Using up leftovers is a mitzvah (good deed) in this house because I hate to see food go to waste. So I felt good as I set out to make a cake with dried apple slices I had received as a gift, leftover apple cider I bought for recent party, and walnuts from an impulse purchase gigantic bag that seemed never-ending (Costco, you will be my downfall).
At first, I thought I would throw all the ingredients into a pan with a bit of flour and a few eggs, add a bit of vanilla, and call it a day. But then I found an Ina Garten lemon cake recipe that started me down a garden path…
Although no step was difficult and each one led inexorably to the next, I will admit that my original plan had not included a cider syrup to moisten the cake after baking and a glaze to finish it off. No matter. When we cut into this glazed apple cider loaf cake, I was awed. Moist, subtly flavored, and not overly sweet, by the end of the first piece, I knew I wouldn’t be able to resist. And two of us polished off the entire loaf in record time.
There are a couple of tips to making this loaf cake look and taste so good.
- Use dried apples, not fresh. The ratio of liquid to solids assumes that the apples are dried. Plus, the dried ones have a concentrated “appley” taste.
- Make sure the butter is room temperature and cream it well with the sugar. Advice from someone who should know better: take the butter out of the refrigerator and let it come to room temperature on the counter. Using a microwave to speed up the process, even at a low setting,is a chancy proposition that too often turns the butter into glop or a melted mess. The combination of room temperature butter, creamed with sugar gives the cake its airy texture and helps it to rise. (Eggs for baking should always be at room temperature. If yours are straight from the refrigerator, put them in a bowl of warm water for several minutes, until the outside of the eggs feel warm.)
- Follow the directions for alternating dry and wet ingredients – don’t take a short-cut and dump them in all at once.

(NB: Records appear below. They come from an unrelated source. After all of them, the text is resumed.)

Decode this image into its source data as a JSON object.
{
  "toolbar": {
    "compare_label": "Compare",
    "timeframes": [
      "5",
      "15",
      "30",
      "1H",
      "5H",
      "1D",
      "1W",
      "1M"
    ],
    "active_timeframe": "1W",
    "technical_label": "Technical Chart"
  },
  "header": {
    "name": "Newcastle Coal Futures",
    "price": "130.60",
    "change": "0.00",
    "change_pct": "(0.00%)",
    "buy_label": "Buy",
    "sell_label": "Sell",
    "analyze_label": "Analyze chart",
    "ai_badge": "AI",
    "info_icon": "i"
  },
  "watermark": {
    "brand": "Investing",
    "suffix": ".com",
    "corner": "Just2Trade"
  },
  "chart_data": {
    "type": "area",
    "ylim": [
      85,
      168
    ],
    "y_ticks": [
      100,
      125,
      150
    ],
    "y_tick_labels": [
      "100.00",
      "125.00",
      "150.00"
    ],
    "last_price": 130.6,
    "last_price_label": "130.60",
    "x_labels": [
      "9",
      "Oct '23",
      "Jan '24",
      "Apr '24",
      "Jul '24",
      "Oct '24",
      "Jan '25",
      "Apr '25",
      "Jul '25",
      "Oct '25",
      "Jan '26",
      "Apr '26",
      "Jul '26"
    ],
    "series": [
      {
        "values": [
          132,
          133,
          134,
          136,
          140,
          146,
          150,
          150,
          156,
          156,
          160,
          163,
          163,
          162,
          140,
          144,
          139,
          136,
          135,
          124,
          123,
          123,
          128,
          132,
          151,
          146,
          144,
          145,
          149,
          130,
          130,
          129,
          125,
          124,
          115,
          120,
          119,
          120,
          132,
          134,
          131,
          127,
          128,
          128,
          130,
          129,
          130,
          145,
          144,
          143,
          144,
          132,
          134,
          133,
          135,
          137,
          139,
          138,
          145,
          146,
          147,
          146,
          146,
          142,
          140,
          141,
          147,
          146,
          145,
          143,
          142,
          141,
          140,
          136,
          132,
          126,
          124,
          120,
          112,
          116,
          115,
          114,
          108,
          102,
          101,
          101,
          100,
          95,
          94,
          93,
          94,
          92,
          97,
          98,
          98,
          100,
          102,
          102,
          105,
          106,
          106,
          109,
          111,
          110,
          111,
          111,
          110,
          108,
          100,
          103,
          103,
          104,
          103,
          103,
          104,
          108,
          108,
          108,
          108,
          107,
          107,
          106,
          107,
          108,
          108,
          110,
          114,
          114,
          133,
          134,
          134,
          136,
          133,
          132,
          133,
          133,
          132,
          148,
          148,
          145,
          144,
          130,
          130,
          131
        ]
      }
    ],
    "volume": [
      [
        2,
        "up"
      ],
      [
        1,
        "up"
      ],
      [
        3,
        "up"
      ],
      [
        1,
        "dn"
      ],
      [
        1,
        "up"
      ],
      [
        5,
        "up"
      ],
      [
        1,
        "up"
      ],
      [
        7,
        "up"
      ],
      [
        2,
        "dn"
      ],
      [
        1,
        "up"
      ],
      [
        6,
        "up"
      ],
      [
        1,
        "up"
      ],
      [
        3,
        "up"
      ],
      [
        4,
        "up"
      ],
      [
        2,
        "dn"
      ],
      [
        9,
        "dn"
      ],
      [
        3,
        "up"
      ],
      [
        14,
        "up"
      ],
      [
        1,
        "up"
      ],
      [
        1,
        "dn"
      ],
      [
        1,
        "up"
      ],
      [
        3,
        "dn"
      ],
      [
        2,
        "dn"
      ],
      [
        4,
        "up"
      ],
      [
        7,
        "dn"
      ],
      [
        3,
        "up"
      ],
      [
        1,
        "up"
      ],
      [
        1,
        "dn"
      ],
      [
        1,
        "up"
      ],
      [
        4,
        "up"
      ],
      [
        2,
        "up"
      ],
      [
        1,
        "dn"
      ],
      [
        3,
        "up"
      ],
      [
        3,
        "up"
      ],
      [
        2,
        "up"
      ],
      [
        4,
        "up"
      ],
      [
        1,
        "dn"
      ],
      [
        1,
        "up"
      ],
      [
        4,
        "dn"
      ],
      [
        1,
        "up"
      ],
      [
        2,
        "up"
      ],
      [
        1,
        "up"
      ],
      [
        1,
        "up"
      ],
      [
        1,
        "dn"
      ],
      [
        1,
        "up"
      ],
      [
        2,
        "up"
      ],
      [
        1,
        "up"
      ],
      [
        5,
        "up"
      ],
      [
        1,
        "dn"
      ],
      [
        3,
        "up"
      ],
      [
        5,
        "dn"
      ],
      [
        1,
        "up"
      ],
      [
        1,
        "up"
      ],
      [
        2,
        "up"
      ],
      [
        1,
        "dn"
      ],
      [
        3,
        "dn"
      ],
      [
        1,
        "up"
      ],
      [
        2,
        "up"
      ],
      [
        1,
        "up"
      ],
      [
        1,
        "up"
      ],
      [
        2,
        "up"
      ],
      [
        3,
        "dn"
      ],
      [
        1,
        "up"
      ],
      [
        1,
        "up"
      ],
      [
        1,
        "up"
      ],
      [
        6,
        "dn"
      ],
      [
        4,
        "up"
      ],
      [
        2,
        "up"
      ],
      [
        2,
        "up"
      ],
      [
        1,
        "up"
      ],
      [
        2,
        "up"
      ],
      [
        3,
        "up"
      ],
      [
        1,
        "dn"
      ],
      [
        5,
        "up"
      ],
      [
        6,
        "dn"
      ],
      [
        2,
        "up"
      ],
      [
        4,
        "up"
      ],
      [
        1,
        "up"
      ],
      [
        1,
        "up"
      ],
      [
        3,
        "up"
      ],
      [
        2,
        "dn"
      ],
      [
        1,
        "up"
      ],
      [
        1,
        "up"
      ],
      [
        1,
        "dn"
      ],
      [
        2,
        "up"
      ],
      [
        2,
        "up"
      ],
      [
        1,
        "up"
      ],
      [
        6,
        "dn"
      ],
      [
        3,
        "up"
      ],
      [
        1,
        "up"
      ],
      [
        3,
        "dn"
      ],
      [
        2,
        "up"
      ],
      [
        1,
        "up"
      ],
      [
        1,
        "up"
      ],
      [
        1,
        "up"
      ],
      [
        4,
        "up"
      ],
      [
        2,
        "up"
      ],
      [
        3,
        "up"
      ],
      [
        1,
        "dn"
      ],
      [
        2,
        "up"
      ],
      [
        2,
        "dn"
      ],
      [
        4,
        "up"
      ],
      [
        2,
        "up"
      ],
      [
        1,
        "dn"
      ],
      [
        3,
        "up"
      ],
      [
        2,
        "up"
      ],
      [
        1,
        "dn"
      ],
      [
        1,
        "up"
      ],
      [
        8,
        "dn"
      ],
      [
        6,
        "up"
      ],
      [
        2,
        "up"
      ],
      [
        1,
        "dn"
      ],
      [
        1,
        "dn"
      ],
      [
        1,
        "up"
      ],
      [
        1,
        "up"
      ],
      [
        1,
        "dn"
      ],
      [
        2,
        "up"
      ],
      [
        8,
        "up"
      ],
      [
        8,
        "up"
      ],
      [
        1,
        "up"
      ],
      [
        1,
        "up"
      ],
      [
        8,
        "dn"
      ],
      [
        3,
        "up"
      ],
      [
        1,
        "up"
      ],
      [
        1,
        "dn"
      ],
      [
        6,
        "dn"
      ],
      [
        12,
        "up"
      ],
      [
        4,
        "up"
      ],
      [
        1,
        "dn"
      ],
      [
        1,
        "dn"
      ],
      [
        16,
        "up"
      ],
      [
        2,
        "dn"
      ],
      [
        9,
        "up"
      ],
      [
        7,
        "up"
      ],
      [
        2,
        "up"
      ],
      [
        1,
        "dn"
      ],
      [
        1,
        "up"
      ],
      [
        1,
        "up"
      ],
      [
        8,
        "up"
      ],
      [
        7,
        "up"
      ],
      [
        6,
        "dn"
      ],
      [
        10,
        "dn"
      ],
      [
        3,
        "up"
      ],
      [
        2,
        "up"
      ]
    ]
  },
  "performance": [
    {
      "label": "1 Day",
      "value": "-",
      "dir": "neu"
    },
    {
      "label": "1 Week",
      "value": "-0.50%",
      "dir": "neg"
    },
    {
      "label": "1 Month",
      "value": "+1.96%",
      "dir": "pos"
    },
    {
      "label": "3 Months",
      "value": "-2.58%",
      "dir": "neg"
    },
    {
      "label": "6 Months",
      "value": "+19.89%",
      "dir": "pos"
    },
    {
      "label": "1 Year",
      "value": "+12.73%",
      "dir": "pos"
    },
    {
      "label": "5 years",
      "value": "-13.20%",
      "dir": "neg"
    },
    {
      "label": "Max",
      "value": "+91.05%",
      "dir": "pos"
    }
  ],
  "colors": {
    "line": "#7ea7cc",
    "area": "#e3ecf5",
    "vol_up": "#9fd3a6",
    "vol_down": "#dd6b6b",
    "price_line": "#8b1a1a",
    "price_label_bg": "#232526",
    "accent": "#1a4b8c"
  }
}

- Use parchment paper to form a cradle for lifting out the cake from the pan. A few inches of paper on the longer sides of the pan become handles that you can use to lift the loaf cake out of the pan without turning it upside down or worrying about anything sticking to the bottom.
- If the top of the cake looks done before the inside is fully baked, lightly cover it with a small sheet of aluminum foil, which prevents the top from burning as you continue to bake it.
- Add the cider syrup while the cake is still warm and wait until it is quite cool before adding the glaze. The syrup needs the warmth to sink into the cake and the glaze has to be added only once the cake has fully cooled or you’ll end up with melted glaze that doesn’t look pretty.